In 1881, Joseph Duvall, a leading merchant and grain elevator operator, built the neighborhood’s first mansion at 815 Milwaukee Street, a cream brick Italianate edifice with pedimented gables and octagonal bay windows. The front porch was replaced and a side porch converted into a sunroom, probably in the 1910s or 1920s. Today the building serves as a bed-and-breakfast. Half a century later, well-to-do families favored the Tudor Revival style. One example is the Leo and Vera Bruemmer House (1929; 1122 Milwaukee) clad in brick and covered by a steeply pitched hipped roof. Asymmetrical massing and false half-timbering, filled variously with stucco or brickwork in herringbone and basket-weave patterns, typify Tudor Revival.

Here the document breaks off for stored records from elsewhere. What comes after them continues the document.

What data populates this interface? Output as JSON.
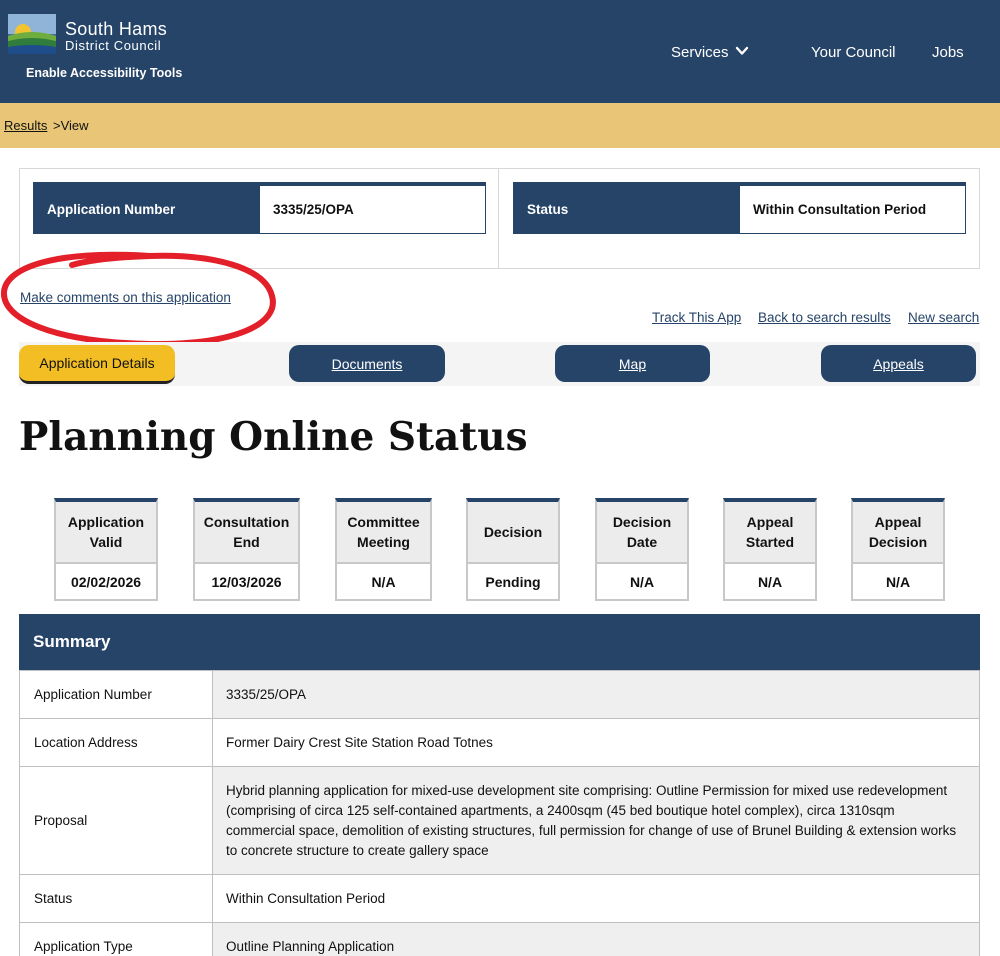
{
  "header": {
    "council_name_line1": "South Hams",
    "council_name_line2": "District Council",
    "accessibility_label": "Enable Accessibility Tools",
    "nav": {
      "services": "Services",
      "your_council": "Your Council",
      "jobs": "Jobs"
    }
  },
  "breadcrumb": {
    "results": "Results",
    "view": ">View"
  },
  "info": {
    "application_number_label": "Application Number",
    "application_number_value": "3335/25/OPA",
    "status_label": "Status",
    "status_value": "Within Consultation Period"
  },
  "links": {
    "make_comments": "Make comments on this application",
    "track": "Track This App",
    "back": "Back to search results",
    "new_search": "New search"
  },
  "tabs": {
    "details": "Application Details",
    "documents": "Documents",
    "map": "Map",
    "appeals": "Appeals"
  },
  "page_title": "Planning Online Status",
  "status_boxes": [
    {
      "title": "Application Valid",
      "value": "02/02/2026"
    },
    {
      "title": "Consultation End",
      "value": "12/03/2026"
    },
    {
      "title": "Committee Meeting",
      "value": "N/A"
    },
    {
      "title": "Decision",
      "value": "Pending"
    },
    {
      "title": "Decision Date",
      "value": "N/A"
    },
    {
      "title": "Appeal Started",
      "value": "N/A"
    },
    {
      "title": "Appeal Decision",
      "value": "N/A"
    }
  ],
  "summary": {
    "title": "Summary",
    "rows": [
      {
        "label": "Application Number",
        "value": "3335/25/OPA"
      },
      {
        "label": "Location Address",
        "value": "Former Dairy Crest Site Station Road Totnes"
      },
      {
        "label": "Proposal",
        "value": "Hybrid planning application for mixed-use development site comprising: Outline Permission for mixed use redevelopment (comprising of circa 125 self-contained apartments, a 2400sqm (45 bed boutique hotel complex), circa 1310sqm commercial space, demolition of existing structures, full permission for change of use of Brunel Building & extension works to concrete structure to create gallery space"
      },
      {
        "label": "Status",
        "value": "Within Consultation Period"
      },
      {
        "label": "Application Type",
        "value": "Outline Planning Application"
      }
    ]
  },
  "colors": {
    "brand_navy": "#264468",
    "breadcrumb_gold": "#e9c677",
    "active_tab_yellow": "#f2be24",
    "annotation_red": "#e3202a"
  },
  "icons": {
    "logo": "council-logo-icon",
    "services_chevron": "chevron-down-icon"
  }
}
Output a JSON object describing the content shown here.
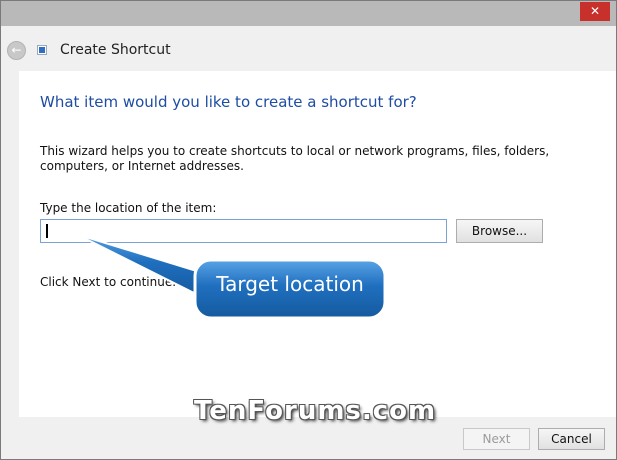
{
  "window": {
    "title": "Create Shortcut",
    "close_symbol": "✕",
    "back_symbol": "←",
    "back_icon": "back-arrow-icon",
    "shortcut_icon": "shortcut-icon"
  },
  "content": {
    "heading": "What item would you like to create a shortcut for?",
    "description": "This wizard helps you to create shortcuts to local or network programs, files, folders, computers, or Internet addresses.",
    "location_label": "Type the location of the item:",
    "location_value": "",
    "browse_label": "Browse...",
    "continue_text": "Click Next to continue."
  },
  "callout": {
    "text": "Target location",
    "color": "#1f6fbf"
  },
  "watermark": "TenForums.com",
  "footer": {
    "next_label": "Next",
    "cancel_label": "Cancel"
  },
  "colors": {
    "heading": "#1e4da3",
    "close_button": "#c7302b",
    "titlebar": "#b9b9b9"
  }
}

John and Augusta Dishmaker, a leading mercantile family, built the two-and-a-half-story, clapboard Queen Anne house at 903 Dodge Street in 1900. It has a steeply pitched hipped roof with flared eaves and hipped dormers with scalloped shingles. Trios of Tuscan columns support the one-story balustraded porch, reflecting the emerging popularity of Colonial Revival. In 1883, Henry C. Koch of Milwaukee designed the neighborhood’s best example of Queen Anne for George and Bertha Grimmer at 821 Dodge. At one time a partner of Joseph Duvall, Grimmer made his fortune in lumber. Carpenter Charles Krause built the clapboard house, whose walls are enriched with horizontal and vertical wooden strips suggesting half-timbering, quatrefoils on the attic story, spool-and-spindle balustrades on the porch, and an elaborate brick chimney. Visually balancing the porch, a small sunroom with tall multilight windows stands at the southeast corner.